* **EXERCISE AIM**
Look through the listing below, find every line with the string "AndaraMyMassiV", and copy it.

* **DATA EXCERPTS**

******

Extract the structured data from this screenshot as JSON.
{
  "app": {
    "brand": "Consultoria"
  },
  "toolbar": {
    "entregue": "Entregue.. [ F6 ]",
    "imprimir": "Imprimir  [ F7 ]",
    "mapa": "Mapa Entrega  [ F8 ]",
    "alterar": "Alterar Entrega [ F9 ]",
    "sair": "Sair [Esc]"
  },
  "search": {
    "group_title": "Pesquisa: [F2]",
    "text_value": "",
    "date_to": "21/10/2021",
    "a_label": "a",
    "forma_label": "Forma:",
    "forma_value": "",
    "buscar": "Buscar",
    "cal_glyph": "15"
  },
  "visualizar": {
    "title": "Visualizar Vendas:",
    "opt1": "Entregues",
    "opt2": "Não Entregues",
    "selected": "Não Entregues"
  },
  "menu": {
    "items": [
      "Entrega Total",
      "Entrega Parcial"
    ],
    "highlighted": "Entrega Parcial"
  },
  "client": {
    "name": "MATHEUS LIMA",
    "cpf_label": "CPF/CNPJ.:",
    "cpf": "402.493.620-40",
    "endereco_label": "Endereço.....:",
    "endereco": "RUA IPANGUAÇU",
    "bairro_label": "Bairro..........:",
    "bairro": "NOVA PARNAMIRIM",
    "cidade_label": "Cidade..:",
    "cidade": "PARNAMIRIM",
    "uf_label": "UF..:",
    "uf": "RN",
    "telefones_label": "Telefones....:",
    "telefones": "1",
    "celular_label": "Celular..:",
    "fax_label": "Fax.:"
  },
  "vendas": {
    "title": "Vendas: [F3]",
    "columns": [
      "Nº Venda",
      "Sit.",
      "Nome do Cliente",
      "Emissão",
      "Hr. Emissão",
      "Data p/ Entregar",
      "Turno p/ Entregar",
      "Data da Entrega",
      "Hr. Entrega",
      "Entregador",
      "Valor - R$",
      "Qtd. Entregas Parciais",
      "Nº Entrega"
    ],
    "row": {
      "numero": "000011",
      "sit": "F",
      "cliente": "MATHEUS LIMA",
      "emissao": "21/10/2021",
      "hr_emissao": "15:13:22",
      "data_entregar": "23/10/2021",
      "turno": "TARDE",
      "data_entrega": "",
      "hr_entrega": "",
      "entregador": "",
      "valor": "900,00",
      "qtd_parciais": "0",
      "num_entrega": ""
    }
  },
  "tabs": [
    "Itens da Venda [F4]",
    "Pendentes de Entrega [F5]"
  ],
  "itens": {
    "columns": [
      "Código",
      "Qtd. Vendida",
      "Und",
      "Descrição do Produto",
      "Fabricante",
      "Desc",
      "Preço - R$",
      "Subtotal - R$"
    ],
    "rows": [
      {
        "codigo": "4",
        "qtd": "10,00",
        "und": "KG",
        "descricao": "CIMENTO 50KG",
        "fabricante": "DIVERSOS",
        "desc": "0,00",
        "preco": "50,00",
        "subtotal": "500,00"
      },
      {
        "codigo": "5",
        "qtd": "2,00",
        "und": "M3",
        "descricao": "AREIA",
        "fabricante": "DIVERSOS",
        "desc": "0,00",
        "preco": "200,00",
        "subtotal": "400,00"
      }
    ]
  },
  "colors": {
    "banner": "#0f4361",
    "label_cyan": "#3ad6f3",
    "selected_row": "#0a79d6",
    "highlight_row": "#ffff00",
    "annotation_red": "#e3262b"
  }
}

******

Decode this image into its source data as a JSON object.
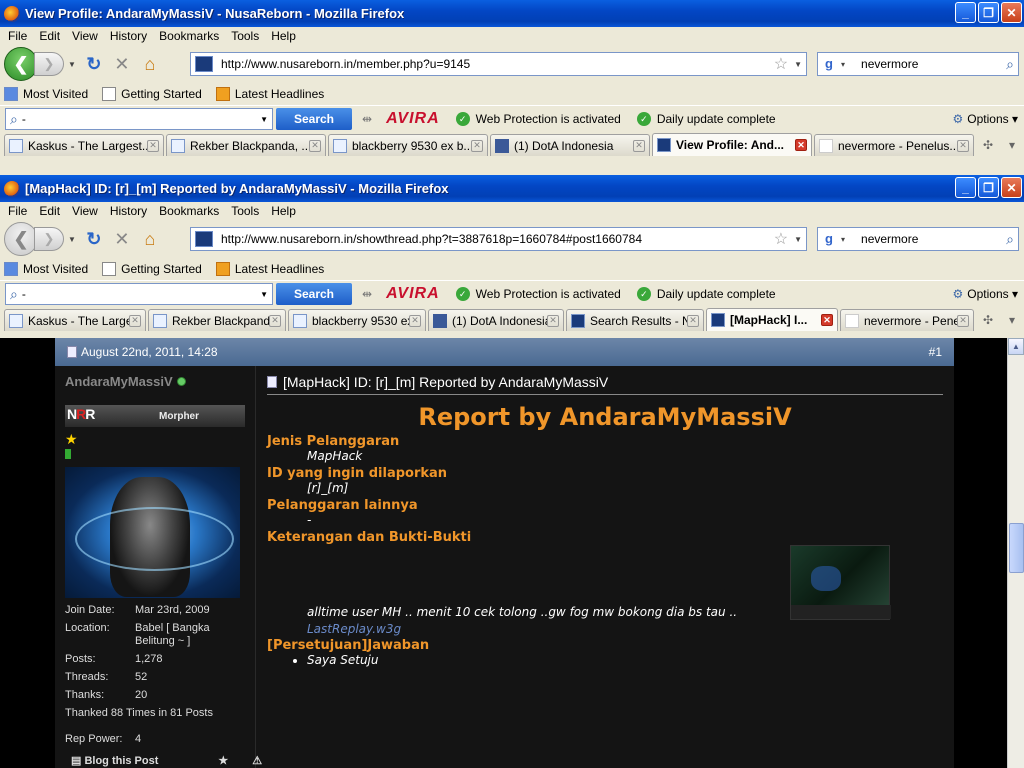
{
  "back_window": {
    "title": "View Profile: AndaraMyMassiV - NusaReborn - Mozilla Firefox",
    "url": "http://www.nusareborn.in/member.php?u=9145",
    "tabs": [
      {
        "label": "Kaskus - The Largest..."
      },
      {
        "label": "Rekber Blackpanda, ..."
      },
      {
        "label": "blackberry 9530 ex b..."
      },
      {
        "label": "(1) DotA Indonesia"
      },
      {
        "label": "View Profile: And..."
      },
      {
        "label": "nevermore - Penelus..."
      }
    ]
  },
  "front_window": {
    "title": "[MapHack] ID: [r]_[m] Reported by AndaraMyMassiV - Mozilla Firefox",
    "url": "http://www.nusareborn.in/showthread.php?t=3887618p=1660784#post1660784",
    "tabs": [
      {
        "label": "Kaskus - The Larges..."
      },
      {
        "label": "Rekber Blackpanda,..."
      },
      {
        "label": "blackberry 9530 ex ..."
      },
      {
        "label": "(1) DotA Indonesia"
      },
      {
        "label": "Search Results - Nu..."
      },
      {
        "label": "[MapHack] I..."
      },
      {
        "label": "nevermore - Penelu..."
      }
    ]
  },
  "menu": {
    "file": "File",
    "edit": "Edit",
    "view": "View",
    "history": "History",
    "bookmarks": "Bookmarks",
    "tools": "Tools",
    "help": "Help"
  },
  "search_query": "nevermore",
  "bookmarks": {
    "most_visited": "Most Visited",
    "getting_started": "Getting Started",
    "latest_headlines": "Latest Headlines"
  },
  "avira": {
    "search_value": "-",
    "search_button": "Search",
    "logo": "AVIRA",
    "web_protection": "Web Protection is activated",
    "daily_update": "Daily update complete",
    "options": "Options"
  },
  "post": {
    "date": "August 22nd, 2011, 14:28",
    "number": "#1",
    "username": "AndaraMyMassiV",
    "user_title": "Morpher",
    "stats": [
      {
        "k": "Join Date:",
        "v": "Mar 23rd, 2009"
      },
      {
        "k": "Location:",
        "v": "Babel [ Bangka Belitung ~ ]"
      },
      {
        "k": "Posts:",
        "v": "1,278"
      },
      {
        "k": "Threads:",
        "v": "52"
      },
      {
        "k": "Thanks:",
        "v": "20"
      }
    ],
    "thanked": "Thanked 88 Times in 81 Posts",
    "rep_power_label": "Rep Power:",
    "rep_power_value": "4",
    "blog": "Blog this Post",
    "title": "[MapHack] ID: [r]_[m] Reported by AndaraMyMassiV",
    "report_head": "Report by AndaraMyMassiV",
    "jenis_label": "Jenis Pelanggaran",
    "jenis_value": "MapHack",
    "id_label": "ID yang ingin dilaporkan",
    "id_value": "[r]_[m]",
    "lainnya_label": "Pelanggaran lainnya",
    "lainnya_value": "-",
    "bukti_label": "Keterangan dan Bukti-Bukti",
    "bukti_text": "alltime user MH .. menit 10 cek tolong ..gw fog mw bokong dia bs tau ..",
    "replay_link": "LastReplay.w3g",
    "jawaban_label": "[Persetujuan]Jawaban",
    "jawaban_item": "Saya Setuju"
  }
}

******

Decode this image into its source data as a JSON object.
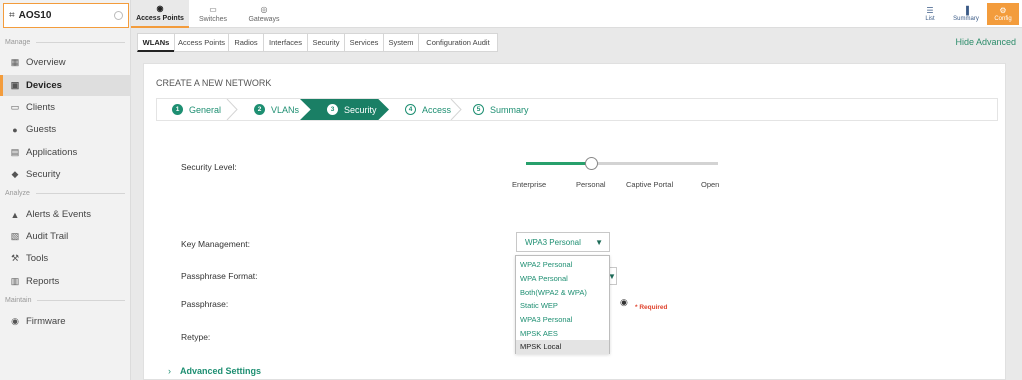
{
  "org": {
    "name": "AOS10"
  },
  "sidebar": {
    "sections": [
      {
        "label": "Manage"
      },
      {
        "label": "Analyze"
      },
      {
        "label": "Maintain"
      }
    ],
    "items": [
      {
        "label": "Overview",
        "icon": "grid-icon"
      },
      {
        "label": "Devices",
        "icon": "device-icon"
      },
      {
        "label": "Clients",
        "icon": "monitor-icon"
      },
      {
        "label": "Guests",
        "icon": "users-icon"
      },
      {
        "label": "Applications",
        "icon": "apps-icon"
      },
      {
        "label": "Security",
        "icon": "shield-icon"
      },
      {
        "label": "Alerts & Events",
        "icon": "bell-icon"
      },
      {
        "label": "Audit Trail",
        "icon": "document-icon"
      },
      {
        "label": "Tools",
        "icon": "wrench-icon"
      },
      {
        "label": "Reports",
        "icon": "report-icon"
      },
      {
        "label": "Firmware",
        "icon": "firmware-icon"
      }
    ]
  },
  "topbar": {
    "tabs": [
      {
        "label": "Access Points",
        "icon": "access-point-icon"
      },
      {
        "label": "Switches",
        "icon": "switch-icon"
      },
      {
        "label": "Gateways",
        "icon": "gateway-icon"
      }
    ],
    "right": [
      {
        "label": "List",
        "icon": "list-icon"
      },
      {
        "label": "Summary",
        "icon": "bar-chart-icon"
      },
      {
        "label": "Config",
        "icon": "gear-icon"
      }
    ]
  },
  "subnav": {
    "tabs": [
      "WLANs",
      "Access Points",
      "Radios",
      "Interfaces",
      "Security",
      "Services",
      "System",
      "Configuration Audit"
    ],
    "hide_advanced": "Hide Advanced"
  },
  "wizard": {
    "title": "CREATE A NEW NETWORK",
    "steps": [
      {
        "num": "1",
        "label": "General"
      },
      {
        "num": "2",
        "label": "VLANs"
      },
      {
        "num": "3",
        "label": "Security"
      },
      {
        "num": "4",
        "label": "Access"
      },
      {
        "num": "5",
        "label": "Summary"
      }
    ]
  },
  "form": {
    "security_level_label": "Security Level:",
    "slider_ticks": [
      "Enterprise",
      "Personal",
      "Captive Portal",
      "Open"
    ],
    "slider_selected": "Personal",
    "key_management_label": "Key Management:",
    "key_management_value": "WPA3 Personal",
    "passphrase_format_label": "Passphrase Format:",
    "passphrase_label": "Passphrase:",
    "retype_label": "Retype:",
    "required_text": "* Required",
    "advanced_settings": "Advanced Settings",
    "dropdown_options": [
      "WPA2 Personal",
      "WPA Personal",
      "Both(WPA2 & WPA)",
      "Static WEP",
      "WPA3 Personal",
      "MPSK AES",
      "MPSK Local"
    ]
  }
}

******

* **RESULT OF THIS TASK**
    "title": "View Profile: AndaraMyMassiV - NusaReborn - Mozilla Firefox",
    "title": "[MapHack] ID: [r]_[m] Reported by AndaraMyMassiV - Mozilla Firefox",
    "username": "AndaraMyMassiV",
    "title": "[MapHack] ID: [r]_[m] Reported by AndaraMyMassiV",
    "report_head": "Report by AndaraMyMassiV",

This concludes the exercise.